Originally posted by CookieMonster09
How are the banks at fault in this instance? Isn't this what borrowers in distress really want? Don't borrowers want a free ride on their
mortgage, with lower payments and reduced principal balances owed?
No they are not asking for a free ride on their mortgage. Many mortgage-holders would like nothing more than to be able to pay their bills, but
that's only possible for those with an income. The mortgage-holders did not anticipate the economic collapse any more than the banks who were
handing out mortgages.
If you loan me $100,000 to buy a house, and I lose my job, and can no longer afford to make my payments, do you have a right to foreclose on
the house? Yes or No?
hold the mortgage note, yes. However most banks do not hold the mortgage note and have no claim to mortgage payments. This is because
it's illegal for banks to simultaneously collect mortgage payments and make bets against people being able to pay that exact same mortgage (aka
Is the signed mortgage contract a valid legal contract if you signed it? Yes or No?
Yes, and it is an invalid contract once the bank illegally transfers it to someone else, which is pretty much standard practice because this how how
they are able to sell derivatives on that contract.
What if I came to you and said, "I can afford the payments if you would just reduce the principal by $75,000, and I'll make payments on
$25,000 moving forward. This is all I can afford." Who gets to eat the $75,000 loss? The lender?
Yes because that's the risk you take, as a lender, when you make bad loans and then actively bet against people being able to pay those loans in
order to make much larger profits than what the actual loan is worth.

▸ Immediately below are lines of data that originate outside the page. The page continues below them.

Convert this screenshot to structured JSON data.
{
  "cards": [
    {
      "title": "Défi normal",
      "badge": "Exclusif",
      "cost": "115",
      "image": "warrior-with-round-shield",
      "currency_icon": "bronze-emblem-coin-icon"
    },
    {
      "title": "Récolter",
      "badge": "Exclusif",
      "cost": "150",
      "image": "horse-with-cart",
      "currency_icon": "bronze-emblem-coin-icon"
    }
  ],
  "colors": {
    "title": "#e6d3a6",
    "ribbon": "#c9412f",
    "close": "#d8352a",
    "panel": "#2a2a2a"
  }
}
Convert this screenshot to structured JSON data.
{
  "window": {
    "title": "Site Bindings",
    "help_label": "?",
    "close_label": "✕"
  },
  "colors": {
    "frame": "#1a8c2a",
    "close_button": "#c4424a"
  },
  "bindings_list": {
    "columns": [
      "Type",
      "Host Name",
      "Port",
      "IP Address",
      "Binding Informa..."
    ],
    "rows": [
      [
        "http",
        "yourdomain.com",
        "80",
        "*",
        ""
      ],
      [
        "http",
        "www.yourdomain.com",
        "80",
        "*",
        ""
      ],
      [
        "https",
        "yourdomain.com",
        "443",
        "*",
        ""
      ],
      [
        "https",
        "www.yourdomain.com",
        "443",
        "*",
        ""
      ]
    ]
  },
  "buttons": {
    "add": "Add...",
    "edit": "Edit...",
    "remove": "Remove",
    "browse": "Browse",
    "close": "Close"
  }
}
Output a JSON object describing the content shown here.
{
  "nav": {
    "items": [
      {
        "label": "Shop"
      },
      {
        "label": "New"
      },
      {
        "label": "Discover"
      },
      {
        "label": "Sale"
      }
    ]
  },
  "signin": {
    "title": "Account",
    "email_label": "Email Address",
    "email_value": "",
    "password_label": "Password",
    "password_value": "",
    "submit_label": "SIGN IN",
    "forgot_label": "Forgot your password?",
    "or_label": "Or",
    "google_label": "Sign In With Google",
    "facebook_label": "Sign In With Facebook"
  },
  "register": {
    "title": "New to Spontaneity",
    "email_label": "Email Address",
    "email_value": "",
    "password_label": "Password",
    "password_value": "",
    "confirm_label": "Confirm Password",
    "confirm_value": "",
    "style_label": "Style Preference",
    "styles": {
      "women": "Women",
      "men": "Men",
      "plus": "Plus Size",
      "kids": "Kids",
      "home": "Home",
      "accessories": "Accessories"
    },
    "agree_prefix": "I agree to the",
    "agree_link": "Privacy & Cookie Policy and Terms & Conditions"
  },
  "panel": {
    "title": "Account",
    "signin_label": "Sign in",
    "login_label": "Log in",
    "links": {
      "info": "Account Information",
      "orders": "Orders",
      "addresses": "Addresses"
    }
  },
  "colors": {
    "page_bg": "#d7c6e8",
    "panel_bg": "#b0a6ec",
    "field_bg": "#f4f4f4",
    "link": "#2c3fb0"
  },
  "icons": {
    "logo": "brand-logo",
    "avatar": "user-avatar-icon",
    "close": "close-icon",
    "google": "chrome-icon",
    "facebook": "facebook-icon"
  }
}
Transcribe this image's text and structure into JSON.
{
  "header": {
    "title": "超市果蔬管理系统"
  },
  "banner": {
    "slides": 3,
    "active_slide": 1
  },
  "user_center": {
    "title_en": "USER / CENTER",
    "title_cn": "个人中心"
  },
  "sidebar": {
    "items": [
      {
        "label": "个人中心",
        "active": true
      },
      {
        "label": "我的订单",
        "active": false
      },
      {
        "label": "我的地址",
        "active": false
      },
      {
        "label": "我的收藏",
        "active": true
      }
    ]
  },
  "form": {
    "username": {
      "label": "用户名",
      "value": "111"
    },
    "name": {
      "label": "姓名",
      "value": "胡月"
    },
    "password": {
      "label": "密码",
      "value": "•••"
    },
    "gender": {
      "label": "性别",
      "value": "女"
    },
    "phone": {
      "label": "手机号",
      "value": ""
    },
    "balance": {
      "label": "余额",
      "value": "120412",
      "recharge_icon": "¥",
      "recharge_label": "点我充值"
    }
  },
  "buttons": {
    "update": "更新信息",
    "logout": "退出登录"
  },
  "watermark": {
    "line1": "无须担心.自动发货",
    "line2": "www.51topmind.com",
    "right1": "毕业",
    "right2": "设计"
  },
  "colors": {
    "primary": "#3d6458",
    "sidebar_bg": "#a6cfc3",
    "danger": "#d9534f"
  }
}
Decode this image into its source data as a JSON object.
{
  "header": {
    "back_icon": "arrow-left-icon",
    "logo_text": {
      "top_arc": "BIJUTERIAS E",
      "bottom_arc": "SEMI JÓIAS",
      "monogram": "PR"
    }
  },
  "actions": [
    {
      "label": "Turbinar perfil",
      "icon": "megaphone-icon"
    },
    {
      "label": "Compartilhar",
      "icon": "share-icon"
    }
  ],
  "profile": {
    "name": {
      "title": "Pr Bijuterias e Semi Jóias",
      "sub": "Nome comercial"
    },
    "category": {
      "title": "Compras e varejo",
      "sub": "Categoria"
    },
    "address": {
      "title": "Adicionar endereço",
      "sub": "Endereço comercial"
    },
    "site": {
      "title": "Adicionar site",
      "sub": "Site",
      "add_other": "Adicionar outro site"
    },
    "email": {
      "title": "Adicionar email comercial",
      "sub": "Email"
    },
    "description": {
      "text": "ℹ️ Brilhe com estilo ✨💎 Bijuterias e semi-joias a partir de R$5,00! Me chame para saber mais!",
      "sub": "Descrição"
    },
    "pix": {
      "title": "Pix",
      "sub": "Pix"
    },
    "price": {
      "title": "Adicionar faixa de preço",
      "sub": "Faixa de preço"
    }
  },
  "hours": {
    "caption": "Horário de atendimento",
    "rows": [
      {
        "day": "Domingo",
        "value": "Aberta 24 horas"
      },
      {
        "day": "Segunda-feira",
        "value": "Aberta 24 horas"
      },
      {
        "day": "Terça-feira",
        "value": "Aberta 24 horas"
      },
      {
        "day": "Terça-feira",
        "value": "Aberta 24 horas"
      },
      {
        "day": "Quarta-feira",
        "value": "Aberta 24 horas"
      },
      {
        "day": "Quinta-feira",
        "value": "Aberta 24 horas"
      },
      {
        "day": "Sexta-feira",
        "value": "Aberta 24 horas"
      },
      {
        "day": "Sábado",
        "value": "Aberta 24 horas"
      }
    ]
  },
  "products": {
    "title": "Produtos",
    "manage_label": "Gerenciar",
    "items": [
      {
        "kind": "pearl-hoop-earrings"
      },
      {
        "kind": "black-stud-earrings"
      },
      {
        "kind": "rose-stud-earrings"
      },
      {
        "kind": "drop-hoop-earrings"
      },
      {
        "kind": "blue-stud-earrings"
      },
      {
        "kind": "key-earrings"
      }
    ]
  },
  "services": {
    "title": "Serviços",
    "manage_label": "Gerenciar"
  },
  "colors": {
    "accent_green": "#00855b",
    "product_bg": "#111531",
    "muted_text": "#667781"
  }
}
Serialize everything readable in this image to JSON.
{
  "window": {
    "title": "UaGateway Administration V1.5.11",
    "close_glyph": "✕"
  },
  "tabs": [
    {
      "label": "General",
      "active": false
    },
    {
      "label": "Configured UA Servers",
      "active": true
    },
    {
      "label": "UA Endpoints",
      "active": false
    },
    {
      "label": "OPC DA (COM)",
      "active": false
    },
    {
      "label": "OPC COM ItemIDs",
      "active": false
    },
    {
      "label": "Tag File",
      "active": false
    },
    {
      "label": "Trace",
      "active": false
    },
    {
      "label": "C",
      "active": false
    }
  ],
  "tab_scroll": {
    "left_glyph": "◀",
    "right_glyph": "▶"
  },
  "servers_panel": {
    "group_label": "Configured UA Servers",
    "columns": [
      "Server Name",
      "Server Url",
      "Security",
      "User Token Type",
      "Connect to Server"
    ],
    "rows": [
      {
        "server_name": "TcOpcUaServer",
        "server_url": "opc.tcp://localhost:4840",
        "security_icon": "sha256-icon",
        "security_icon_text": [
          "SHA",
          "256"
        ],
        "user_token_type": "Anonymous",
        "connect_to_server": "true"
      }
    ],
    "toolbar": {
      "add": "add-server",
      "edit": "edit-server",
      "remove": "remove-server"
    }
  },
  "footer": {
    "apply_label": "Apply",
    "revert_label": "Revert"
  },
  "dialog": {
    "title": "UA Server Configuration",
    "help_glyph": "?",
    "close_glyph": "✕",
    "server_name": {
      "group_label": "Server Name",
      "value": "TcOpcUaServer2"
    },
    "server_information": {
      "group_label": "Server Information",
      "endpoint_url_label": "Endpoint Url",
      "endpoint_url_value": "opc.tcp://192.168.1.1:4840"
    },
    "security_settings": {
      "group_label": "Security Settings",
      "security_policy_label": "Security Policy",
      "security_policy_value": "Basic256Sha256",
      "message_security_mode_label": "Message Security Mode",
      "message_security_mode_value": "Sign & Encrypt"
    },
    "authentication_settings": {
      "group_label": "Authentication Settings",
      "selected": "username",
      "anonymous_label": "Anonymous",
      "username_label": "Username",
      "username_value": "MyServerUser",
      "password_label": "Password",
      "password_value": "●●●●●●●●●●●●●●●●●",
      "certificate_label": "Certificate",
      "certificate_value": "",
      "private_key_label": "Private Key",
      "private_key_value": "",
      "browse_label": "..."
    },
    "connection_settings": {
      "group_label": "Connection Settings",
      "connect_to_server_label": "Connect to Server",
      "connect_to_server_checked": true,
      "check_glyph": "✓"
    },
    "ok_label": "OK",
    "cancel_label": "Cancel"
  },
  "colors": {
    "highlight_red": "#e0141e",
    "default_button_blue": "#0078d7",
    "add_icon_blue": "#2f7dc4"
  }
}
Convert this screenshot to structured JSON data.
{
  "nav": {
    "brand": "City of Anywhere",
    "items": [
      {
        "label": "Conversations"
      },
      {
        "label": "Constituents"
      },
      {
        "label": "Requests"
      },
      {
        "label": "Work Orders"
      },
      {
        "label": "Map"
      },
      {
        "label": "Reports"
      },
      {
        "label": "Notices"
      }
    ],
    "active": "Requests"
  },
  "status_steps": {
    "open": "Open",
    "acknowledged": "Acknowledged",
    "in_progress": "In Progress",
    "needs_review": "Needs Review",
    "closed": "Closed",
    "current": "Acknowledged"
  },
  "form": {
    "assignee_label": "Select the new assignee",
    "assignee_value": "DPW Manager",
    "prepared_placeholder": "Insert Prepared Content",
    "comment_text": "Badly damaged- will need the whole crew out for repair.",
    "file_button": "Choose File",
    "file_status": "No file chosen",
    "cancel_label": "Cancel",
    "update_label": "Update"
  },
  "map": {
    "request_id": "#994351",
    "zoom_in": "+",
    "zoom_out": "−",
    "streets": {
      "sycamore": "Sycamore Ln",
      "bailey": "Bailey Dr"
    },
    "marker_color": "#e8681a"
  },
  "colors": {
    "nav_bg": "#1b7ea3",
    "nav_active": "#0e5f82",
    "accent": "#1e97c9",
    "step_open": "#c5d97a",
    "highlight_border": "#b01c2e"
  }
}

All the mortgage payments illegally
collected are just free money.
Why would a lender take a $75,000 loss? Aren't lenders in the business of lending money for profit? Since when did banks become non-profit
In case you haven't noticed, the banks have been quite profitable, and for the above-listed reasons, they are completely comfortable with taking a
so-called "loss," which is often converted into a short sale, wherein the bank gets to repeat the entire process, courtesy of the tax payers'
The U.S. government is doing what the left-leaning public wants - A free ride on their mortgage.
I think there are plenty of threads on ATS that demonstrate clearly that the U.S. government is doing what the banks and corporations want it to do,
not what any public, left or right, wants it to do.
Let's be real: They are utilizing taxpayer funds to subsidize deadbeat and distressed borrowers.
which includes banks and corporations, not just individuals...
That's not the bank's fault. It's the fault of the borrowers for gambling and speculating in the real estate market, buying more house than
they can afford.
I agree that borrowers are responsible, but that does not mean banks are absolved of their part in the deal. It takes two to tango. The banks signed
the paperwork just like everyone else.
Don't you want a lower payment on your mortgage? Don't you want free housing? A reduced debt balance on your mortgage? Isn't that what
all of the left-leaning radicals want?
Those are loaded questions, so I'm sure we can find some right-leaning people who would like those things too...
Well, here it is. Served on a platter for the average Joe to enjoy. It's not a bank bailout --- It's a bailout for deadbeat
I agree, except banks also borrow from one another, so it's not as cut-and-dry as this statement makes it seem.
Let's be honest and at least factual about who is supposed to benefit from this arrangement,
Ok sounds good.
because it certainly isn't the banks.
Maybe the banks are not benefiting, but the CEOs of banks are certainly benefiting from those bonuses...
Good conversation. Here are some links to substantiate what I have talked about:
(pay attention to the part about securitization)